Where have I been, you wonder? Lost in Numberland, I reply. Wandering vaguely.
There’s this blouse, you see, that inspired a vision, a vision of a yoke embracing back and shoulders but transforming into a ruffled front. Simple enough, thought I, knowing that it’s all in the numbers.
But a merry chase those numbers have led.
Sideways wouldn’t work; beginning at the front, relying on short rows, proved a dead end. Rip and try again.
Top-down held promise, relying on regular increases. The yoke, a series of wedges, complied. The ruffle perplexed. Follow along:

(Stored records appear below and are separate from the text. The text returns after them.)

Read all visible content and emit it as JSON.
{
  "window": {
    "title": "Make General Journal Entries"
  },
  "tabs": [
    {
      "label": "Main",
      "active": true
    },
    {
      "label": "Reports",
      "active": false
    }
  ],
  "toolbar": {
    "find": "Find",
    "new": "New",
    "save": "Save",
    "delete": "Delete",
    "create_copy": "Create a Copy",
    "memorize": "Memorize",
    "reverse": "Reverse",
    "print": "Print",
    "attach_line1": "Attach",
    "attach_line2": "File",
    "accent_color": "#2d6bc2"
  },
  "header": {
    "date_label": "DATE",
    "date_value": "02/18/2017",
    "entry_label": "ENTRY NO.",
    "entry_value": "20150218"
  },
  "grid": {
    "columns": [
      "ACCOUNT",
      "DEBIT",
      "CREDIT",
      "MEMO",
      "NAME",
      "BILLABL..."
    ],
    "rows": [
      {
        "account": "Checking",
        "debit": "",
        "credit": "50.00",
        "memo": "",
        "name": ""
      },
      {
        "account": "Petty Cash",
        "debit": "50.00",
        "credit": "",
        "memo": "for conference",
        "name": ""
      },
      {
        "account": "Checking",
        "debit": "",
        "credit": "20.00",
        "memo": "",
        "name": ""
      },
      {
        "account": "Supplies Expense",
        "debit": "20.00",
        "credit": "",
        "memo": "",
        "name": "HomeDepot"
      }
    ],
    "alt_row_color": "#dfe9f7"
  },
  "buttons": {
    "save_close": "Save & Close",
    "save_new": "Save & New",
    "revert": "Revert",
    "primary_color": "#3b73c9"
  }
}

(Row 1: *KLL, k9. Row 2: Purl. Row 3: *KLL, k10. Row 4: Purl. Row 5: *KLL, k11. Purl.)
Can you see the wedges developing? So far, so good.
Now the ruffle for 12 stitches:
(Row 1: *KLL. Row 2: Purl. Row 3: *KLL. Row 4: Purl.)
Right: all jammed up. Rip and try again. Give it more room.
Same song, second verse, ruffle for 12:
(Row 1: *KLL, k1. Row 2: Purl. Row 3: *KLL, k1. Row 4: Purl.)
Any better? A little, but needing more room. Rip and try again.
Same song, third verse, ruffle for 12:
(Row 1: *KLL, k2. Row 2: Purl. Row 3: *KLL, k2. Row 4: Purl.)
After 18 rows of this logic, the ruffle-for-12 no longer fit on the needles, the increases were crowded in so tight.
Then came my epiphany: the yoke worked because, numerically, it resembled a slice of a Fibonacci sequence, an ever-expanding spiral. The ruffle didn’t work because it didn’t build on itself in the same way; it was creating a spiral whose width didn’t expand. I was merely building wider corkscrews.
Palm to forehead. Duh!
Here’s what I know and had forgotten: Numbers only look flat. Beyond that deception, their implications play out as replicating wedges, expanding spirals, constrained corkscrews. Because every number has its numberNESS, its geometry as a result of its arithmetic.
This is what designers go through. Or avoid, if they’re experienced/smart enough.
We rip so you don’t have to.